This is shaping up to be a disaster of monumental proportions. This is what Florida’s taxpayers have just unwillingly signed up for.

CCA and Yesterday’s Supreme Court Decision

8:44 am in Uncategorized by WhyIHateCCA

CCA and Yesterday’s Supreme Court Decision

Yesterday SCOTUS ruled in Brown v. Plata that California must reduce its prison population by over 30,000 prisoners. Why? Because their system was so severely overcrowded that the medical neglect prisoners were facing amounted to a violation of their 8th Amendment right to be free from cruel and unusual punishment. That’s some mightily deficient medical care.

California has been facing a crisis in its prison system for decades, as the sentencing reforms that came as a result of the War on Drugs and other initiatives have steered an ever-increasing segment of the populace into prison. Arguably most impactful in this regard is California’s “Three Strikes” laws, which mandate a life sentence for anyone convicted of a third felony charge, whether that charge be for murder or larceny, rape or possession of a controlled substance. California’s prison population has grown dramatically under this legislation.

“Three Strikes” laws were initially devised in, and then promoted by members of, a conservative legislation front group called the American Legislative Exchange Council (ALEC). ALEC is a nonprofit group that brings the leaders of the biggest companies in the country together with state legislators in an open forum where model legislation is developed. These state legislators then return with model legislation in hand to their state Assemblies, often to see the bills passed. This really shouldn’t be legal, because nonprofits aren’t supposed to develop model legislation, but since nearly 2/3 of state Republican legislators are members, a blind eye is conveniently turned to this fact.

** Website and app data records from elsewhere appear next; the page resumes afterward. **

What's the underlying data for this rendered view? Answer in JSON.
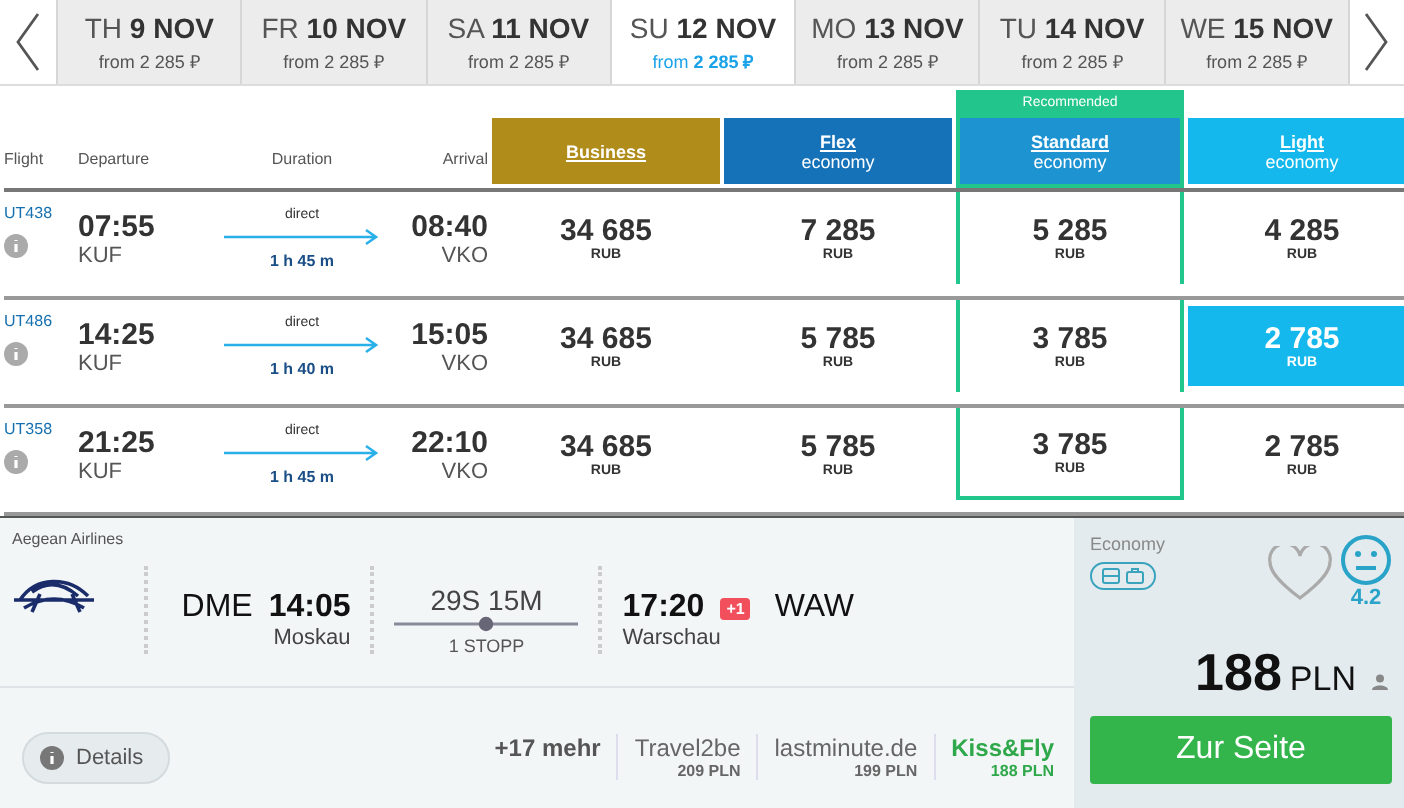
{
  "dates": [
    {
      "label": "TH **9 NOV**",
      "price": "from 2 285 ₽",
      "selected": false
    },
    {
      "label": "FR **10 NOV**",
      "price": "from 2 285 ₽",
      "selected": false
    },
    {
      "label": "SA **11 NOV**",
      "price": "from 2 285 ₽",
      "selected": false
    },
    {
      "label": "SU **12 NOV**",
      "price": "from **2 285 ₽**",
      "selected": true
    },
    {
      "label": "MO **13 NOV**",
      "price": "from 2 285 ₽",
      "selected": false
    },
    {
      "label": "TU **14 NOV**",
      "price": "from 2 285 ₽",
      "selected": false
    },
    {
      "label": "WE **15 NOV**",
      "price": "from 2 285 ₽",
      "selected": false
    }
  ],
  "columns": [
    "Flight",
    "Departure",
    "Duration",
    "Arrival"
  ],
  "fare_classes": [
    {
      "name": "Business",
      "color": "#b08d1a"
    },
    {
      "name": "Flex",
      "subtitle": "economy",
      "color": "#1571b8"
    },
    {
      "name": "Standard",
      "subtitle": "economy",
      "color": "#1e93d2",
      "badge": "Recommended"
    },
    {
      "name": "Light",
      "subtitle": "economy",
      "color": "#14b8ec"
    }
  ],
  "flights": [
    {
      "number": "UT438",
      "departure": "07:55",
      "from": "KUF",
      "stop_label": "direct",
      "duration": "1 h 45 m",
      "arrival": "08:40",
      "to": "VKO",
      "prices": [
        {
          "amount": "34 685",
          "currency": "RUB",
          "selected": false
        },
        {
          "amount": "7 285",
          "currency": "RUB",
          "selected": false
        },
        {
          "amount": "5 285",
          "currency": "RUB",
          "selected": false
        },
        {
          "amount": "4 285",
          "currency": "RUB",
          "selected": false
        }
      ]
    },
    {
      "number": "UT486",
      "departure": "14:25",
      "from": "KUF",
      "stop_label": "direct",
      "duration": "1 h 40 m",
      "arrival": "15:05",
      "to": "VKO",
      "prices": [
        {
          "amount": "34 685",
          "currency": "RUB",
          "selected": false
        },
        {
          "amount": "5 785",
          "currency": "RUB",
          "selected": false
        },
        {
          "amount": "3 785",
          "currency": "RUB",
          "selected": false
        },
        {
          "amount": "2 785",
          "currency": "RUB",
          "selected": true
        }
      ]
    },
    {
      "number": "UT358",
      "departure": "21:25",
      "from": "KUF",
      "stop_label": "direct",
      "duration": "1 h 45 m",
      "arrival": "22:10",
      "to": "VKO",
      "prices": [
        {
          "amount": "34 685",
          "currency": "RUB",
          "selected": false
        },
        {
          "amount": "5 785",
          "currency": "RUB",
          "selected": false
        },
        {
          "amount": "3 785",
          "currency": "RUB",
          "selected": false
        },
        {
          "amount": "2 785",
          "currency": "RUB",
          "selected": false
        }
      ]
    }
  ],
  "offer": {
    "airline": "Aegean Airlines",
    "from_code": "DME",
    "departure": "14:05",
    "from_city": "Moskau",
    "duration": "29S 15M",
    "stops": "1 STOPP",
    "arrival": "17:20",
    "day_offset": "+1",
    "to_code": "WAW",
    "to_city": "Warschau",
    "cabin": "Economy",
    "rating": "4.2",
    "price": "188",
    "currency": "PLN",
    "more": "+17 mehr",
    "providers": [
      {
        "name": "Travel2be",
        "price": "209 PLN",
        "best": false
      },
      {
        "name": "lastminute.de",
        "price": "199 PLN",
        "best": false
      },
      {
        "name": "Kiss&Fly",
        "price": "188 PLN",
        "best": true
      }
    ],
    "details": "Details",
    "cta": "Zur Seite"
  }
}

ALEC is essentially a pay-to-play organization; the more a company pays in membership fees, conference fees, etc., the more influence they can expect to have on the model legislation that’s developed. During the 90’s, CCA paid more than $20,000 per year for a seat on the steering committee of ALEC’s Criminal Justice taskforce, in which the 3-strikes law was developed.

To the joy of hard-line criminal justice advocates everywhere, 3-strikes laws passed with much fanfare in California and elsewhere, though they have had the largest direct impact on a prison population in the Golden State. CCA had direct influence over the drafting, and final approval of the model, of this law. CCA also began operations in California in the 90s, and have since developed a strong relationship with the state government through campaign donations and lobbying. Such a strong relationship in fact that, as California’s population spiraled out of control, CCA increased their contract with the state by more than 3,000%, with practically no public bidding process. So CCA pretty much wrote the law that has had the single largest impact on California’s growing prison population. The very same law they have greatly benefited from as their market share in the state increased 30-fold.

New/Old Governor Jerry Brown has proposed to redistribute many of the state’s prisoners to county jails, primarily nonviolent ones. But this is not a solution; all it does is shift the onus of California’s over-reliance on incarceration to smaller jurisdictions and excuse the state of its responsibility to be accountable for the people it has locked up. Other proposals include the option of shipping prisoners to private facilities in other states, or building even more private prisons. These aren’t solutions either.

The right thing to do would be to reverse 3-strikes, provide for compassionate release of older prisoners with major health problems, and reform technical parole violations. Essentially, begin to wean California off its addiction to incarceration as a primary means of punishment/social control. But I guess that would be just too logical.